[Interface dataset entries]

-- Opening Marker --

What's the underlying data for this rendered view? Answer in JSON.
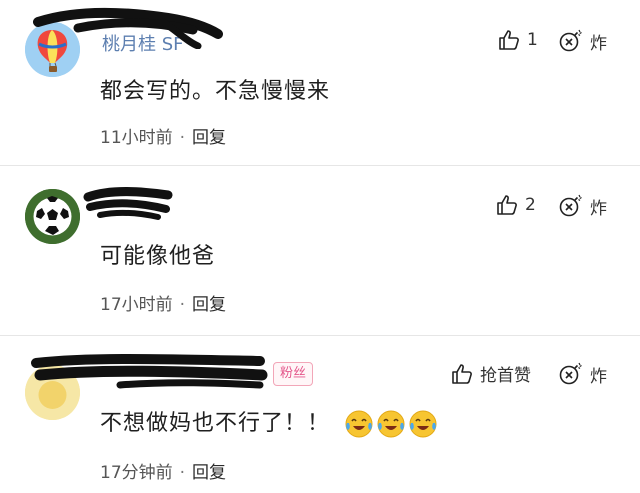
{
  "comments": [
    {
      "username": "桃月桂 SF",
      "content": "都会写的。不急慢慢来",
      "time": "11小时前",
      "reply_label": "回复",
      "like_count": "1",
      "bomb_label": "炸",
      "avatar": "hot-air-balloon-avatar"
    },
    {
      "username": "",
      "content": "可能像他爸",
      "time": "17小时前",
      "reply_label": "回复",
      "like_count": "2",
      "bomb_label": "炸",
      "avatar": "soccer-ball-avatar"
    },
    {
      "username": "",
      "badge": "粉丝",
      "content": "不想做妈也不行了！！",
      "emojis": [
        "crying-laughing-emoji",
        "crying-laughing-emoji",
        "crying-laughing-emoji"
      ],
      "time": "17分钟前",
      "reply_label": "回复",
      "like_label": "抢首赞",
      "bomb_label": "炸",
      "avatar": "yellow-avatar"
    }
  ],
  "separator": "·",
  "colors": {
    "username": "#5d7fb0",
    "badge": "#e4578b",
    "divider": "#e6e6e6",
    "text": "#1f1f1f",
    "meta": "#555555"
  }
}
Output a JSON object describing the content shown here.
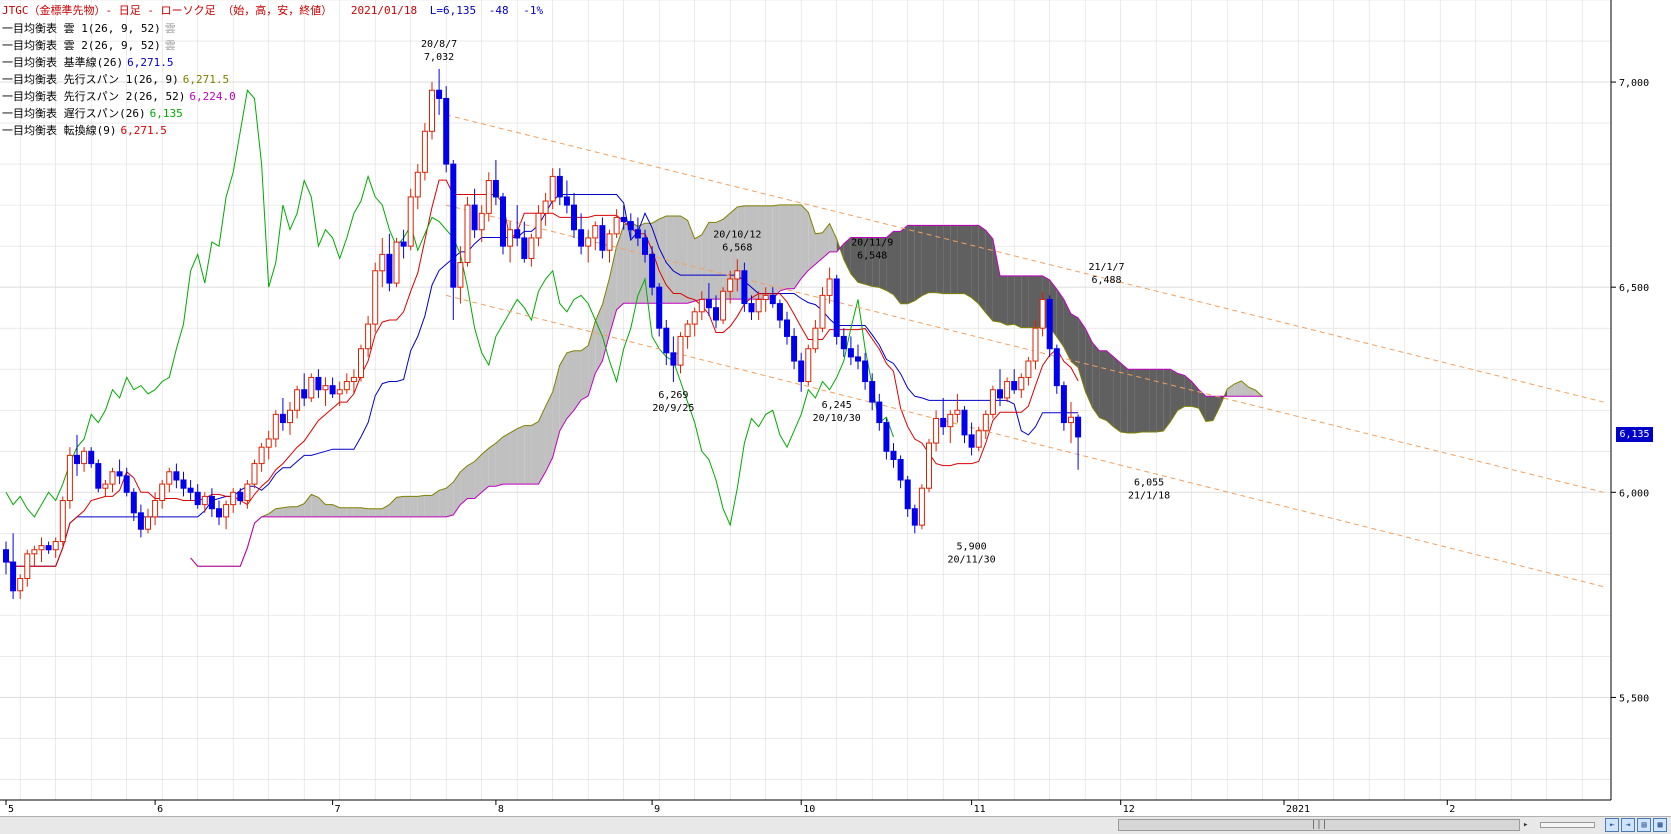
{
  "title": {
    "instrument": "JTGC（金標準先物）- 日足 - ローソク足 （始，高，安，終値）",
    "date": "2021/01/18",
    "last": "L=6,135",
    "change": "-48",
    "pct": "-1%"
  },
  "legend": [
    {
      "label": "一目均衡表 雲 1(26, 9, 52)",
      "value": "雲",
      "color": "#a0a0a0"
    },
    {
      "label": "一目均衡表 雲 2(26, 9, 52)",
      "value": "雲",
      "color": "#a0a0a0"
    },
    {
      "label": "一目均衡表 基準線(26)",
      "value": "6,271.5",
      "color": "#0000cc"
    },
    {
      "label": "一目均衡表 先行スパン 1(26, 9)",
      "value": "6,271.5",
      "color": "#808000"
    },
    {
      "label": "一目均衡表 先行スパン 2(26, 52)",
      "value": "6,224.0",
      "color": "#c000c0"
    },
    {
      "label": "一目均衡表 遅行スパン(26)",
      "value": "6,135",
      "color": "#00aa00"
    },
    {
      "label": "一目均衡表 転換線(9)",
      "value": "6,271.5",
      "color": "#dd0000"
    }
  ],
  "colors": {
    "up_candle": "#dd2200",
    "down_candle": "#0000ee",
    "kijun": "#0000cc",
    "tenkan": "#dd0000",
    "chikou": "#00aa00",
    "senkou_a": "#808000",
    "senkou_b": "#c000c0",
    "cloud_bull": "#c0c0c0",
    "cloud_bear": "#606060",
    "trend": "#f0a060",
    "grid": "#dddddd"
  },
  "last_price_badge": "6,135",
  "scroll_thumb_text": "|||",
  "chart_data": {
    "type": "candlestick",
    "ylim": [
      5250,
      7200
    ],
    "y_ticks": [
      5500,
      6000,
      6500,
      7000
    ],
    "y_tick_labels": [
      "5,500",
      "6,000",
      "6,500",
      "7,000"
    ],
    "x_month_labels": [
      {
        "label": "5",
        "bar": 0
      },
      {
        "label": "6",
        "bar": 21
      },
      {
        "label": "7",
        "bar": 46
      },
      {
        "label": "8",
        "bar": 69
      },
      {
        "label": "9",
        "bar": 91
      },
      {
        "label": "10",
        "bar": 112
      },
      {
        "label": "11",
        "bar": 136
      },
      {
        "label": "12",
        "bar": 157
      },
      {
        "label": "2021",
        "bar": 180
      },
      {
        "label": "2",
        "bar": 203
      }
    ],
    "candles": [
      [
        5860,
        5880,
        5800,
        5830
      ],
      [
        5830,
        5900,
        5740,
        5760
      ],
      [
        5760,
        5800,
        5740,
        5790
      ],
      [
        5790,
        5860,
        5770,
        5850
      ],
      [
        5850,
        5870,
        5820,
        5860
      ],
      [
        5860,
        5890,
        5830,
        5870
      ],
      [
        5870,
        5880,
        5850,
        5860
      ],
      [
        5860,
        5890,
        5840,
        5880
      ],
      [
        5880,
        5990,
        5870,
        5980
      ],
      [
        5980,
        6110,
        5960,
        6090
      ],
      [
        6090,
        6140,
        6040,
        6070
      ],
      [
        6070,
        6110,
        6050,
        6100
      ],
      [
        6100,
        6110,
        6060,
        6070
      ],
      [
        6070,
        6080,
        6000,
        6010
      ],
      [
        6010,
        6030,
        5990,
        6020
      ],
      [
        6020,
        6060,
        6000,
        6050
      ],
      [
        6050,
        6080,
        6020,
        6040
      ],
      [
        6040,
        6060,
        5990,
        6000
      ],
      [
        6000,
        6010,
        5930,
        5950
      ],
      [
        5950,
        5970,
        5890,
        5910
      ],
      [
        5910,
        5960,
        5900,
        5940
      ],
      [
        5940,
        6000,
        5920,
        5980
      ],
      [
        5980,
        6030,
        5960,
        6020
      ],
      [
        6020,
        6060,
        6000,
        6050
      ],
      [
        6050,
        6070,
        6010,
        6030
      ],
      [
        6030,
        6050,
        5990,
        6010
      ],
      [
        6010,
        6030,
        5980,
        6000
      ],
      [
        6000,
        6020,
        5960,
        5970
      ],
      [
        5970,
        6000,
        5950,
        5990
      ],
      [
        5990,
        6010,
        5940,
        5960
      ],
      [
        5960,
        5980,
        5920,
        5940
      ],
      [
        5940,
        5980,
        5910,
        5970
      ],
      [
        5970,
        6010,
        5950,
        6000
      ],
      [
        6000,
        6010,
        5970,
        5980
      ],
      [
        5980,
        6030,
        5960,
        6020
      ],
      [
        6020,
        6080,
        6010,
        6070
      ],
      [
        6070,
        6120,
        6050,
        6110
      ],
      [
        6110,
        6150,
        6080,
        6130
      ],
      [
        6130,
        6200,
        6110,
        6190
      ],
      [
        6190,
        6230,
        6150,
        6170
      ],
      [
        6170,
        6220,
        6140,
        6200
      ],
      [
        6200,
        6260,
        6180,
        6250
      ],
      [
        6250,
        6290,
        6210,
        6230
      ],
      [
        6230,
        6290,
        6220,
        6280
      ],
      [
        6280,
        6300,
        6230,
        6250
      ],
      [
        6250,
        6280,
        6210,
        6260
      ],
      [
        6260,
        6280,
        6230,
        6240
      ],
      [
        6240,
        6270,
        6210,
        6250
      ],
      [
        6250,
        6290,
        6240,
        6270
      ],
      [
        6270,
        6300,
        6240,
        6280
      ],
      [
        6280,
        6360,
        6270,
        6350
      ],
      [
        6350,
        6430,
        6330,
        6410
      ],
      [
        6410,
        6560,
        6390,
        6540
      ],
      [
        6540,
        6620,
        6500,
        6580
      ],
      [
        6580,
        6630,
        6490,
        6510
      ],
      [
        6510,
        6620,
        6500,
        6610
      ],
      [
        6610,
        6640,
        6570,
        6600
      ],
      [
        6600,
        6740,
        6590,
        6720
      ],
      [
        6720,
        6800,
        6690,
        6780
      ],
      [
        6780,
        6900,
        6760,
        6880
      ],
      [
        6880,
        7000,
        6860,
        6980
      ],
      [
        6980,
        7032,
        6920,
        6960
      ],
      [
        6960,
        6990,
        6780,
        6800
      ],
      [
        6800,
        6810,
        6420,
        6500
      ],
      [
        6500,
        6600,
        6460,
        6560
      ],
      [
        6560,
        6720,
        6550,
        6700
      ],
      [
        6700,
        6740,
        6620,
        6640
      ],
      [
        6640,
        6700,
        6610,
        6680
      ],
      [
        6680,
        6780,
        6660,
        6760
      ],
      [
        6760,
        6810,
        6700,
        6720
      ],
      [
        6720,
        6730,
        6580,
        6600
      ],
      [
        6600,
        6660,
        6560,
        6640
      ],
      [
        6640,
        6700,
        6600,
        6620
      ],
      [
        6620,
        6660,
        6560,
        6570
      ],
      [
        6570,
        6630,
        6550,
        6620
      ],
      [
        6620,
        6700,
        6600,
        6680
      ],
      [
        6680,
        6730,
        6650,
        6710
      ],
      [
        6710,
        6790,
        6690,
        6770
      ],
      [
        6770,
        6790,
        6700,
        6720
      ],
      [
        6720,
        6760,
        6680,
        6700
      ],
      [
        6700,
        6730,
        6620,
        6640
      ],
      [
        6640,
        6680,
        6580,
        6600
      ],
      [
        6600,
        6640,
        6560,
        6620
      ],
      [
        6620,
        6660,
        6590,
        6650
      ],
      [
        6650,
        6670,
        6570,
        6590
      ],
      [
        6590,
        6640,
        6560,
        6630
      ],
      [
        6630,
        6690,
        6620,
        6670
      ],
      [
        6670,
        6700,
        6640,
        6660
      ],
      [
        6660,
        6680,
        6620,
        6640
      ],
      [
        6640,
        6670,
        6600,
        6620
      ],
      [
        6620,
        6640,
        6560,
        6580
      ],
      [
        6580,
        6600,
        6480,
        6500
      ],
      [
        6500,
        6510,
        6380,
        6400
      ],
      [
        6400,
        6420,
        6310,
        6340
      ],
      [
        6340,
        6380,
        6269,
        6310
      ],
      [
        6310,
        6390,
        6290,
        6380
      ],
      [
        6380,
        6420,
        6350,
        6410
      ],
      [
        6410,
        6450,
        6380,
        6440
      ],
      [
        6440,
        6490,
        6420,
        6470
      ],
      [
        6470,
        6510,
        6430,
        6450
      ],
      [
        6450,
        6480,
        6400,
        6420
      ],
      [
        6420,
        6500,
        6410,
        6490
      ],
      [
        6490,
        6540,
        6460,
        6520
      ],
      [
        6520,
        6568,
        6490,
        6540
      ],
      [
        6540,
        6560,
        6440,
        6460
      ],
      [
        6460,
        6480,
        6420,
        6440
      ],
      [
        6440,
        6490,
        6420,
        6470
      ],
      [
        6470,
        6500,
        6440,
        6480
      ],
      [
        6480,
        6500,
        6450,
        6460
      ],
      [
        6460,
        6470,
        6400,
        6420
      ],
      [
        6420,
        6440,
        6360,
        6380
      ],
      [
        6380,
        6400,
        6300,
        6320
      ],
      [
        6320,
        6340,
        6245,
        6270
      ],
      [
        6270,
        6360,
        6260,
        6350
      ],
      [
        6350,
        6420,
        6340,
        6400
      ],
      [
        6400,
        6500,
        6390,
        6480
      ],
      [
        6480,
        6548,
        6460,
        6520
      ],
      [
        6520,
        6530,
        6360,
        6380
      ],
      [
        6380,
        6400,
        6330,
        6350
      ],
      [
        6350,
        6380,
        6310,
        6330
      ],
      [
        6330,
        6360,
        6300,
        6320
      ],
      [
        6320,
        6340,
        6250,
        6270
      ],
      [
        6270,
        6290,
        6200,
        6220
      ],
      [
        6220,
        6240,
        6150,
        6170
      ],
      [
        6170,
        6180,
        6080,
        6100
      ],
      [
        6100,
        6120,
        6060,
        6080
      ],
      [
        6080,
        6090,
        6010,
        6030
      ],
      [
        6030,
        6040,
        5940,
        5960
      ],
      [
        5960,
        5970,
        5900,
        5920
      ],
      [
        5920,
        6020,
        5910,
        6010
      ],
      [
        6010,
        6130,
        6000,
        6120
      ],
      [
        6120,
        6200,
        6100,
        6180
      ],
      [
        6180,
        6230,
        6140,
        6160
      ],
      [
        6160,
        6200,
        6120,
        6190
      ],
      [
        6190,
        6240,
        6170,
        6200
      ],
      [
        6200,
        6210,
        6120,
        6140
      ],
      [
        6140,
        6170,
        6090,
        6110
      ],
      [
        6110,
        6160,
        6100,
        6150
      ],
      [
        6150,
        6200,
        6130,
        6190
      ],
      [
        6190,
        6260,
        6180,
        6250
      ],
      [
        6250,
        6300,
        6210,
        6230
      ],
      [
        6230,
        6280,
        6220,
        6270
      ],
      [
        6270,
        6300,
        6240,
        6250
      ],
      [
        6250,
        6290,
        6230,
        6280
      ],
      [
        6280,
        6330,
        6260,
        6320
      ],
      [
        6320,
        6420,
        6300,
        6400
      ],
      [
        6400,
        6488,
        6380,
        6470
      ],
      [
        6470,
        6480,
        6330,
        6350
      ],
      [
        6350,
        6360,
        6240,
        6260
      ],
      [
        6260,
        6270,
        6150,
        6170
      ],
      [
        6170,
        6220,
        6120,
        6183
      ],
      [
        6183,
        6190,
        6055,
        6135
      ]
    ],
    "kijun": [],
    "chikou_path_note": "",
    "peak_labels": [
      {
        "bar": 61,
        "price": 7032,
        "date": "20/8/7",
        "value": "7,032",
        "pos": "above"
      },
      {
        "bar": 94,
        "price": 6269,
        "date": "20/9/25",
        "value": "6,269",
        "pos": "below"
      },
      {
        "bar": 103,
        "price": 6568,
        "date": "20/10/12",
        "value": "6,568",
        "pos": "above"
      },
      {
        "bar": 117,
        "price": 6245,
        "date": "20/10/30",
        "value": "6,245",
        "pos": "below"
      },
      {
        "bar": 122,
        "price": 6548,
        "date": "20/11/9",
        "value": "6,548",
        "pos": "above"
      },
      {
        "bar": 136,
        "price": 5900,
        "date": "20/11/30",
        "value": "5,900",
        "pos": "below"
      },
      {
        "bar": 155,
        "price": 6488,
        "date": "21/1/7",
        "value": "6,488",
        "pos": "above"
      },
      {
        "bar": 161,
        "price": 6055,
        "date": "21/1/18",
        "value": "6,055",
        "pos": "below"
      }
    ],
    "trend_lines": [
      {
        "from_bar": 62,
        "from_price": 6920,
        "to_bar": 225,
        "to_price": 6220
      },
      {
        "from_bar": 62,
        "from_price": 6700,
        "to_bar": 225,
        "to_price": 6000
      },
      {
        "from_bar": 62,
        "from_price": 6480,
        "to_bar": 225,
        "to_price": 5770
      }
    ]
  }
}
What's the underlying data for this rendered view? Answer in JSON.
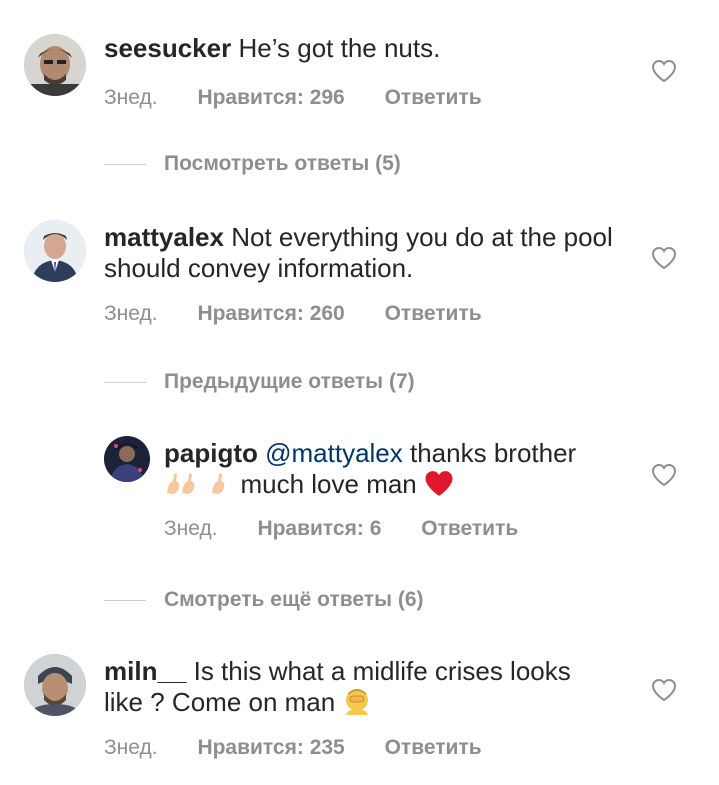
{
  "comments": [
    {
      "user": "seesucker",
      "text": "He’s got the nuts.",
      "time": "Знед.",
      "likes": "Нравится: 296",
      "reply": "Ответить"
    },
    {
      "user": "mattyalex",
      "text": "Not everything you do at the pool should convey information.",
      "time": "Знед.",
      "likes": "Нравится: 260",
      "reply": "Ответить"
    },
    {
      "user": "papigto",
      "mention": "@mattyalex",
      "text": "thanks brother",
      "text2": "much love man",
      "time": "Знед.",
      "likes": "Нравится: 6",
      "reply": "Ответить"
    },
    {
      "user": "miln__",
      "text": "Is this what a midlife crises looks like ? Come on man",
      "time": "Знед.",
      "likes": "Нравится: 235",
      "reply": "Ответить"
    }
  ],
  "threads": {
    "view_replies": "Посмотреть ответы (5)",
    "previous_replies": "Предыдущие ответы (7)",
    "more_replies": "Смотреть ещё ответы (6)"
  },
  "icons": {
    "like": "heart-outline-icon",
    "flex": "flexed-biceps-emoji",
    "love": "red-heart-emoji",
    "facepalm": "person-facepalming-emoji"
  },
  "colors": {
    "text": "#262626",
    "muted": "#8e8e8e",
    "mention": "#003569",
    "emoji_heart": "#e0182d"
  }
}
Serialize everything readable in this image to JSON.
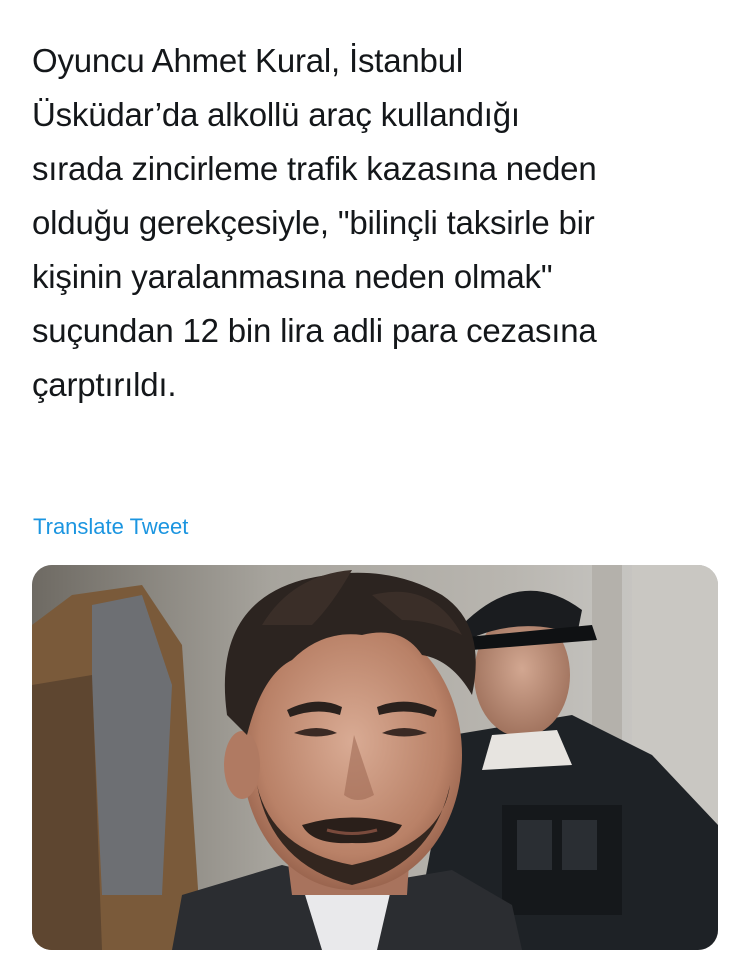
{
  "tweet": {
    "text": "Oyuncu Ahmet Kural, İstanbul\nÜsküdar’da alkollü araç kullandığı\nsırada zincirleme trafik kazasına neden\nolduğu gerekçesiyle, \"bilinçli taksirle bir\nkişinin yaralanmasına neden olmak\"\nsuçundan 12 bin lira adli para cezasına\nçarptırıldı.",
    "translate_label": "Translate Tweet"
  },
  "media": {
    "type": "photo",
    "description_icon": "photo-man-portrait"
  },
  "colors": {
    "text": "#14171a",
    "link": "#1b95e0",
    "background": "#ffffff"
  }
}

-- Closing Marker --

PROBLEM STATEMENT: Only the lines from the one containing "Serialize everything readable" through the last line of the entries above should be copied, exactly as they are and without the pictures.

SOLUTION BELOW:
Serialize everything readable in this image to JSON.
{
  "tweet": {
    "text": "Oyuncu Ahmet Kural, İstanbul\nÜsküdar’da alkollü araç kullandığı\nsırada zincirleme trafik kazasına neden\nolduğu gerekçesiyle, \"bilinçli taksirle bir\nkişinin yaralanmasına neden olmak\"\nsuçundan 12 bin lira adli para cezasına\nçarptırıldı.",
    "translate_label": "Translate Tweet"
  },
  "media": {
    "type": "photo",
    "description_icon": "photo-man-portrait"
  },
  "colors": {
    "text": "#14171a",
    "link": "#1b95e0",
    "background": "#ffffff"
  }
}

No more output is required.